We don’t, yet, routinely assess children as they arrive in school and other major surveys aren’t big enough to disaggregate statistics by constituency. But Early Years Foundation Stage profiles are submitted towards the end of their Reception year, summarising communication and language skills, physical development and personal, social and emotional development. These can be aggregated to an overall score.
As expected, FSP score varies by date of birth, sex of child and FSM status. So we can say that boys are almost 5 months behind girls and FSM pupils are 7 months behind non-FSM pupils by the end of Reception. And children score about 1 Foundation Stage Profile (FSP) point more for every month they are older than the youngest child in the class.
Is it really true that children in Leicester West are 15 months behind in development when they start school? I don’t know, but by the end of Reception their FSP profile shows them to be over 8 months behind the national average. And she certainly chose the right constituency to emphasise the importance of early years interventions: children in Leicester West are further behind any other constituency in the country.

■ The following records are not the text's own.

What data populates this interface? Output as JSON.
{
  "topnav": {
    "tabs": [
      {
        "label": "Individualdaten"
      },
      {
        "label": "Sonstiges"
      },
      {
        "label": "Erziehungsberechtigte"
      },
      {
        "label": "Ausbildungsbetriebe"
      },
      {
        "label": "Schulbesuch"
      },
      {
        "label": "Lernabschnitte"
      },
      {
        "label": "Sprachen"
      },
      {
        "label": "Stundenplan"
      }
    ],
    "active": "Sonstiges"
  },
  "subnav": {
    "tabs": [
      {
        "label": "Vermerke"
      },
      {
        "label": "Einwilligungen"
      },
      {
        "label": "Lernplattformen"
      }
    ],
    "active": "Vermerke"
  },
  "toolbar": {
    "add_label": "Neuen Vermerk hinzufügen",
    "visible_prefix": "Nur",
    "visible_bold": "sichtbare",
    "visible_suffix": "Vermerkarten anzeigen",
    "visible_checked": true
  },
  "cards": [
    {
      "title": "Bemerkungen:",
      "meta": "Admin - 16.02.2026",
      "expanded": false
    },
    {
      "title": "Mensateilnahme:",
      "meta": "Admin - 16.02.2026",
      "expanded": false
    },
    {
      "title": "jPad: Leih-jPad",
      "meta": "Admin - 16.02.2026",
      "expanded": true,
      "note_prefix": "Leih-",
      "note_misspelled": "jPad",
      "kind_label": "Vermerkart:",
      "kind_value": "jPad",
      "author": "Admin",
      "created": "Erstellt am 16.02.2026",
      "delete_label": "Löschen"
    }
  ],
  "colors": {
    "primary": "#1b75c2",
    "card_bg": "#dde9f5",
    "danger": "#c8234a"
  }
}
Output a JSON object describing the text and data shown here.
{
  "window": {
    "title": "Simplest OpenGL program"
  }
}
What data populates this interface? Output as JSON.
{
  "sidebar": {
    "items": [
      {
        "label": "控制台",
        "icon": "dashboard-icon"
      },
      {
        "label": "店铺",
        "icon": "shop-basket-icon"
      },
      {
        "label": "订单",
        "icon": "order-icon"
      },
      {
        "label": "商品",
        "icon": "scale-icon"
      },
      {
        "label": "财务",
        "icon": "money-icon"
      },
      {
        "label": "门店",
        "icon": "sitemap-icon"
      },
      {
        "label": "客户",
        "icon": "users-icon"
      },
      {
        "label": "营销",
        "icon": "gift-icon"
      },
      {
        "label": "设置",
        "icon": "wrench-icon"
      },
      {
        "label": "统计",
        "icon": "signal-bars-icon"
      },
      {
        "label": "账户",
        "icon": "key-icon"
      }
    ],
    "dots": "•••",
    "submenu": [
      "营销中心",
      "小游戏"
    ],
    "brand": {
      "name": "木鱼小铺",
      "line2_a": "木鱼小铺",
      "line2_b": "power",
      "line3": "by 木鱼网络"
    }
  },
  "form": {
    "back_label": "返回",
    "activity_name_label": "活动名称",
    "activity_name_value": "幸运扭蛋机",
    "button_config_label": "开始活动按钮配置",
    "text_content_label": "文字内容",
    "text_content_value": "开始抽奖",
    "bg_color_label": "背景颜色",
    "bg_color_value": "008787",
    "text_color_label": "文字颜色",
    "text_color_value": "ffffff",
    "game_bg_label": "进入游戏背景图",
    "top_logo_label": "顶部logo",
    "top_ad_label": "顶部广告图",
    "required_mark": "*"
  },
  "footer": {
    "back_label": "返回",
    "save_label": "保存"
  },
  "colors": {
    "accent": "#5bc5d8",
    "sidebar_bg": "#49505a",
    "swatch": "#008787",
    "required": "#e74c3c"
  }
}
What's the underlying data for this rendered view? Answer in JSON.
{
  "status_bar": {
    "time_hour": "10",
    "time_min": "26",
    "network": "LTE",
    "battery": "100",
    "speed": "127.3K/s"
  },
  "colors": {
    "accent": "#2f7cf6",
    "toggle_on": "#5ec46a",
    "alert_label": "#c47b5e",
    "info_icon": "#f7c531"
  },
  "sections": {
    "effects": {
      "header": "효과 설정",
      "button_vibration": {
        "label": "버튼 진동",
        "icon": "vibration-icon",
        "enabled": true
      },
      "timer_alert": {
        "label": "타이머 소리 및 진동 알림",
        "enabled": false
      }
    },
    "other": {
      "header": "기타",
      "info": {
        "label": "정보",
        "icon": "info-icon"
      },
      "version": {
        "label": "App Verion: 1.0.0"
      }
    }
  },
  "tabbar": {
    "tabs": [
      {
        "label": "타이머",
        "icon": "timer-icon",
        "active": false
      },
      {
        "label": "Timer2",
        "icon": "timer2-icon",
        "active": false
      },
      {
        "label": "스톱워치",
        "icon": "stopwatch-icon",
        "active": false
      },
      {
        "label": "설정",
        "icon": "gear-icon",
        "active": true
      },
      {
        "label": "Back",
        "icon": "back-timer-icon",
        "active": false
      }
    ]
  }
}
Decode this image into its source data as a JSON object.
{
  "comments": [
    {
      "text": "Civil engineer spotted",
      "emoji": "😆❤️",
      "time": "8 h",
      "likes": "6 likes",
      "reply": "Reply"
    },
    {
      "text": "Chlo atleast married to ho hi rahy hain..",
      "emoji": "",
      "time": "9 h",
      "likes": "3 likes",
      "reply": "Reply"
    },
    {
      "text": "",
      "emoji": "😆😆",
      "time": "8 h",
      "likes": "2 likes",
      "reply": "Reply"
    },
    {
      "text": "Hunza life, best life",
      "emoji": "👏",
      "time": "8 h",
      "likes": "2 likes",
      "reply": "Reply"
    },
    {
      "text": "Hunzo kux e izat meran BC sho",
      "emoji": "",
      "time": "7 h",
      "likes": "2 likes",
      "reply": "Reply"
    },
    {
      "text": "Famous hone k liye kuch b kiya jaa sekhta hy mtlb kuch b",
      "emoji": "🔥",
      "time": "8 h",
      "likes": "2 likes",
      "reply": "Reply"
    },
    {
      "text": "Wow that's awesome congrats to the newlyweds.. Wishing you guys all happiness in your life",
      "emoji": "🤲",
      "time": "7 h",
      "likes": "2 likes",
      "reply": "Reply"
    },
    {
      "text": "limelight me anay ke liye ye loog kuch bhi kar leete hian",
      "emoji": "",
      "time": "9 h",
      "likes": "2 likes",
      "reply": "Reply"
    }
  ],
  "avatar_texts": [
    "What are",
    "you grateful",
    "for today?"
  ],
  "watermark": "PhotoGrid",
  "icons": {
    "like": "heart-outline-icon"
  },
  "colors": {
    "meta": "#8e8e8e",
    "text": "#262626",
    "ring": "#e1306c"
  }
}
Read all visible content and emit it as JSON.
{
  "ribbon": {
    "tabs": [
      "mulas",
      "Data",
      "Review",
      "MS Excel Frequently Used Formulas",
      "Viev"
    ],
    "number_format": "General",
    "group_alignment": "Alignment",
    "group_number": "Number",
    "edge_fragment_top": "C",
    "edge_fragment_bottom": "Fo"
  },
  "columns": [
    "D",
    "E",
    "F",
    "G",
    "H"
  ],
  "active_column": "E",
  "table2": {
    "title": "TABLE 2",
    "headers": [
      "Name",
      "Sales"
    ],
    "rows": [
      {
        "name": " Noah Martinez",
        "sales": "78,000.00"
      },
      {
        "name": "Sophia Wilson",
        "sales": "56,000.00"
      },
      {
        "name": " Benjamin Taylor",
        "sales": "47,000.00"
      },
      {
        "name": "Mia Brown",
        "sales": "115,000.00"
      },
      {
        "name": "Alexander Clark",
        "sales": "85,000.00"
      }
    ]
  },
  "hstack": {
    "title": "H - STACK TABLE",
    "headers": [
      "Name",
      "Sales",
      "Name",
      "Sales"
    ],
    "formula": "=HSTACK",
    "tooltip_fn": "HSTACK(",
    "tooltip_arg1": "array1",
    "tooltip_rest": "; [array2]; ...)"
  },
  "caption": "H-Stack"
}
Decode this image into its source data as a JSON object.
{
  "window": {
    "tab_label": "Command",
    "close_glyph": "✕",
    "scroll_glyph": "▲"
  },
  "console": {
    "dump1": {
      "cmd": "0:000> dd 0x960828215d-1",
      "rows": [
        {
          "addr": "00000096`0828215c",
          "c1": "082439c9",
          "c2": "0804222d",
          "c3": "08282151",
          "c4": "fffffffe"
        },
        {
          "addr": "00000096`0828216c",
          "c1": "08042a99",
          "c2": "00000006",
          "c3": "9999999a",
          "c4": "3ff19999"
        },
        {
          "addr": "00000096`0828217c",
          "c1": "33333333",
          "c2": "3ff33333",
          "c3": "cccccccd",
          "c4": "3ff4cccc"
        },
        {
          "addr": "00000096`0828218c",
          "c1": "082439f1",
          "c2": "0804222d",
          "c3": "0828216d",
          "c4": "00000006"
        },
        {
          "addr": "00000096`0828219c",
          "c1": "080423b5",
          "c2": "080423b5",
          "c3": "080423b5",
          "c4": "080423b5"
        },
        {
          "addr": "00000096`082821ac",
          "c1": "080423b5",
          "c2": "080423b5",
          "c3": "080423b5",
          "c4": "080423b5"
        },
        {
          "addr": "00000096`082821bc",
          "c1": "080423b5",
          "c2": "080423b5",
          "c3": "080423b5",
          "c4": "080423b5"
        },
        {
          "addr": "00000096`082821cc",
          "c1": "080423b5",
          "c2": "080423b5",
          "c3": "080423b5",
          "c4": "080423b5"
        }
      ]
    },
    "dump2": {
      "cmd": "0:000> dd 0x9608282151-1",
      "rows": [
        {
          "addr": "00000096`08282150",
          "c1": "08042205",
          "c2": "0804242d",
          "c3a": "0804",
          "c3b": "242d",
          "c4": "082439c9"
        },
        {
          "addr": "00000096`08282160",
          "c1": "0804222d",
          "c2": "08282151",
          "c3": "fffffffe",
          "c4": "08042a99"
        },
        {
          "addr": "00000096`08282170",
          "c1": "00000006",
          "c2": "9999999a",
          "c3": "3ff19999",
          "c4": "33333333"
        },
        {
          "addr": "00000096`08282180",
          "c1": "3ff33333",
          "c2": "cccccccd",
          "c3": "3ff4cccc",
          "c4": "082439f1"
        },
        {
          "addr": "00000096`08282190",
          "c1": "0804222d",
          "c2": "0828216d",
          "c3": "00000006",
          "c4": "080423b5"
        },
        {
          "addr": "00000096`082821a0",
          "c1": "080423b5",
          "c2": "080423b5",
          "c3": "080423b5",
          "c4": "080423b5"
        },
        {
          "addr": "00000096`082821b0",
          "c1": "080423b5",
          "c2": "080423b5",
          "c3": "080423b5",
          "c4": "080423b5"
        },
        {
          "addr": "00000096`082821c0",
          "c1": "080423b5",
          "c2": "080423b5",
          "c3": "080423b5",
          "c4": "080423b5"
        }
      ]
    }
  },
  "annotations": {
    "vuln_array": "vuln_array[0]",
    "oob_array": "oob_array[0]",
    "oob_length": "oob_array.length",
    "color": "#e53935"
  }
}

Part of the difficulty in MPs quoting these statistics is that they use the word ‘expectations‘ in the colloquial sense, meaning ‘where they should be’ or ‘where we would like them to be’. As statisticians the word ‘expected’ corresponds with the mean average. It is worth noting that children in Leicester West are 15 months behind those in Altrincham and Sale West, which has the highest Foundation Stage Profile scores in the country. Perhaps this is what she had in mind.